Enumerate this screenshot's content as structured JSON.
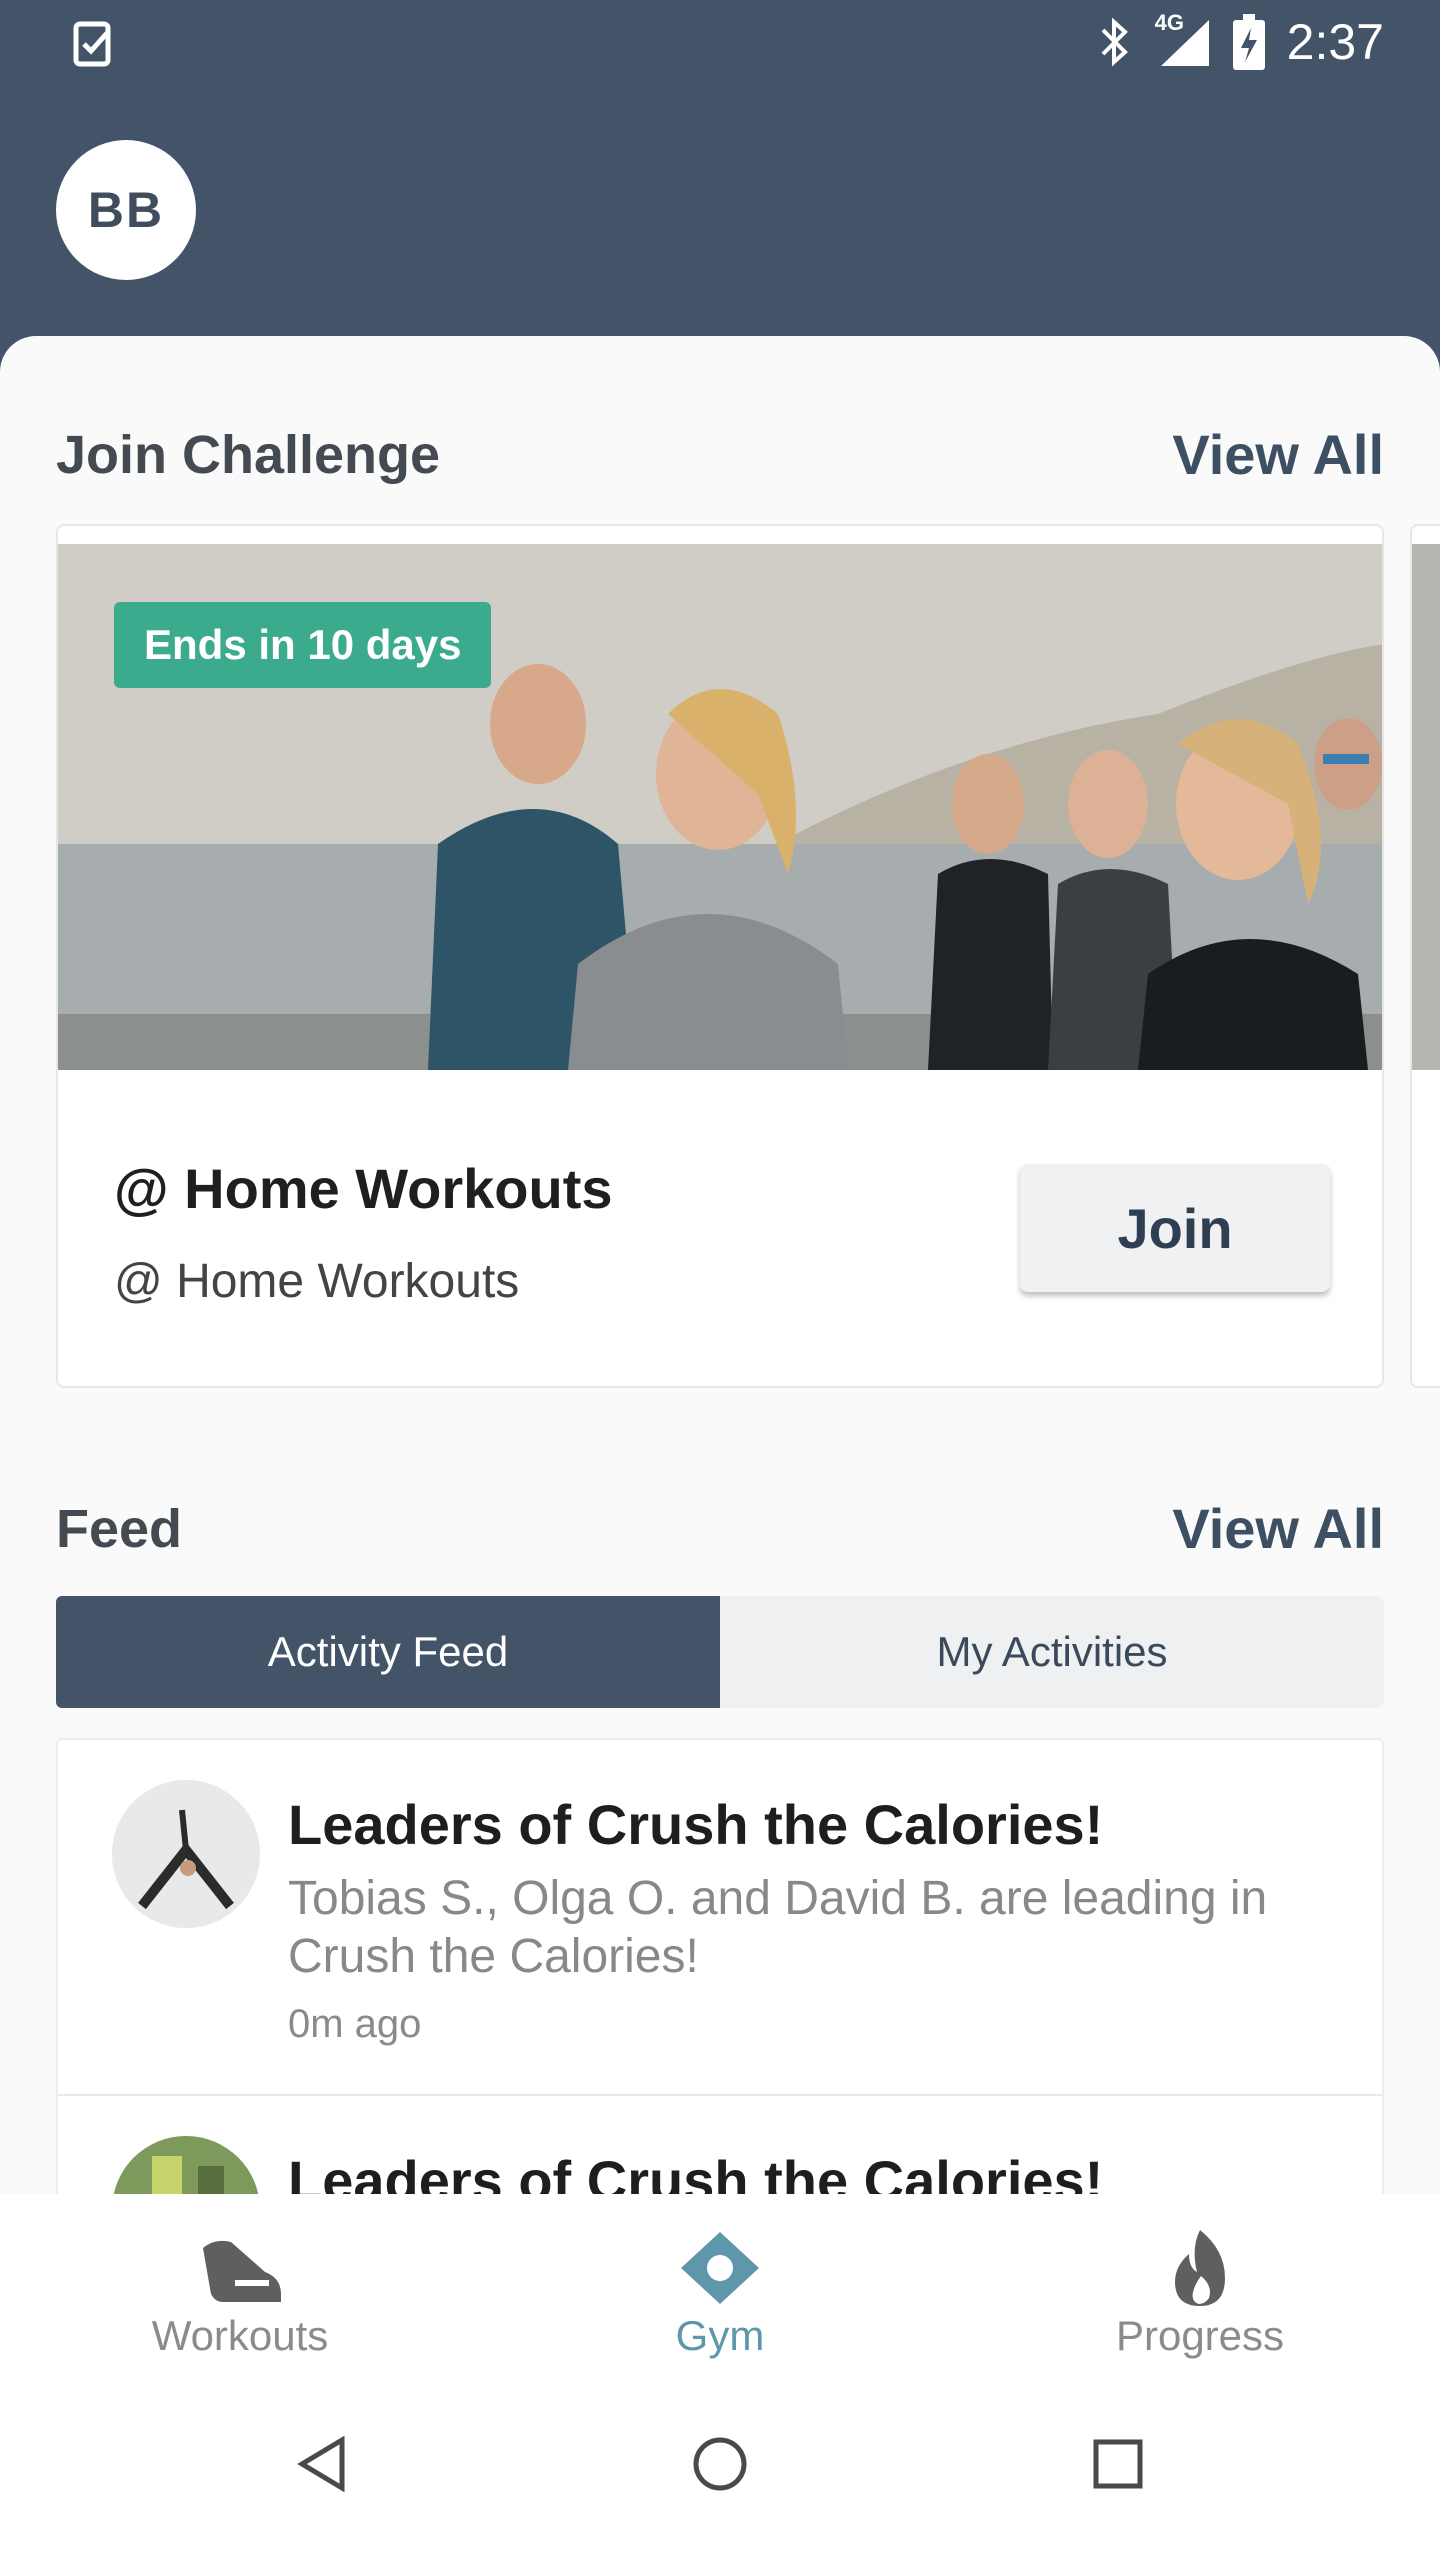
{
  "status_bar": {
    "network": "4G",
    "time": "2:37"
  },
  "header": {
    "avatar_initials": "BB"
  },
  "challenges": {
    "title": "Join Challenge",
    "view_all": "View All",
    "card": {
      "badge": "Ends in 10 days",
      "name": "@ Home Workouts",
      "subtitle": "@ Home Workouts",
      "join_label": "Join"
    }
  },
  "feed": {
    "title": "Feed",
    "view_all": "View All",
    "tabs": [
      {
        "label": "Activity Feed",
        "active": true
      },
      {
        "label": "My Activities",
        "active": false
      }
    ],
    "items": [
      {
        "title": "Leaders of Crush the Calories!",
        "description": "Tobias S., Olga O. and David B. are leading in Crush the Calories!",
        "time": "0m ago"
      },
      {
        "title": "Leaders of Crush the Calories!",
        "description": "",
        "time": ""
      }
    ]
  },
  "bottom_nav": {
    "items": [
      {
        "label": "Workouts",
        "icon": "shoe-icon",
        "active": false
      },
      {
        "label": "Gym",
        "icon": "gym-diamond-icon",
        "active": true
      },
      {
        "label": "Progress",
        "icon": "flame-icon",
        "active": false
      }
    ]
  },
  "colors": {
    "header_bg": "#435468",
    "badge_green": "#3cab8d",
    "active_nav": "#5f97aa"
  }
}
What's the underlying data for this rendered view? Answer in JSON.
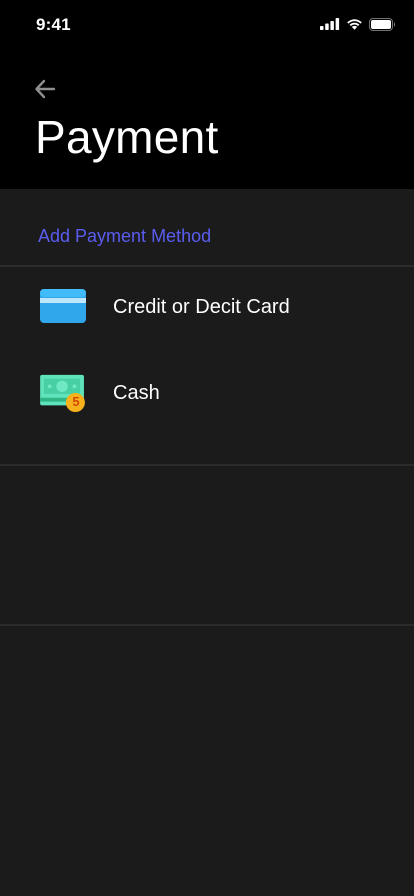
{
  "status_bar": {
    "time": "9:41",
    "icons": [
      "signal-icon",
      "wifi-icon",
      "battery-icon"
    ]
  },
  "header": {
    "back_icon": "arrow-left-icon",
    "title": "Payment"
  },
  "section": {
    "add_method_label": "Add Payment Method",
    "accent_color": "#5a5cf0"
  },
  "payment_methods": [
    {
      "label": "Credit or Decit Card",
      "icon": "credit-card-icon"
    },
    {
      "label": "Cash",
      "icon": "cash-icon",
      "badge": "5"
    }
  ]
}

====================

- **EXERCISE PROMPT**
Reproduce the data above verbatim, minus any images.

- **EXERCISE ANSWER**
Enumerate this screenshot's content as structured JSON.
{
  "status_bar": {
    "network": "4G",
    "time": "2:37"
  },
  "header": {
    "avatar_initials": "BB"
  },
  "challenges": {
    "title": "Join Challenge",
    "view_all": "View All",
    "card": {
      "badge": "Ends in 10 days",
      "name": "@ Home Workouts",
      "subtitle": "@ Home Workouts",
      "join_label": "Join"
    }
  },
  "feed": {
    "title": "Feed",
    "view_all": "View All",
    "tabs": [
      {
        "label": "Activity Feed",
        "active": true
      },
      {
        "label": "My Activities",
        "active": false
      }
    ],
    "items": [
      {
        "title": "Leaders of Crush the Calories!",
        "description": "Tobias S., Olga O. and David B. are leading in Crush the Calories!",
        "time": "0m ago"
      },
      {
        "title": "Leaders of Crush the Calories!",
        "description": "",
        "time": ""
      }
    ]
  },
  "bottom_nav": {
    "items": [
      {
        "label": "Workouts",
        "icon": "shoe-icon",
        "active": false
      },
      {
        "label": "Gym",
        "icon": "gym-diamond-icon",
        "active": true
      },
      {
        "label": "Progress",
        "icon": "flame-icon",
        "active": false
      }
    ]
  },
  "colors": {
    "header_bg": "#435468",
    "badge_green": "#3cab8d",
    "active_nav": "#5f97aa"
  }
}
What's the underlying data for this rendered view? Answer in JSON.
{
  "status_bar": {
    "time": "9:41",
    "icons": [
      "signal-icon",
      "wifi-icon",
      "battery-icon"
    ]
  },
  "header": {
    "back_icon": "arrow-left-icon",
    "title": "Payment"
  },
  "section": {
    "add_method_label": "Add Payment Method",
    "accent_color": "#5a5cf0"
  },
  "payment_methods": [
    {
      "label": "Credit or Decit Card",
      "icon": "credit-card-icon"
    },
    {
      "label": "Cash",
      "icon": "cash-icon",
      "badge": "5"
    }
  ]
}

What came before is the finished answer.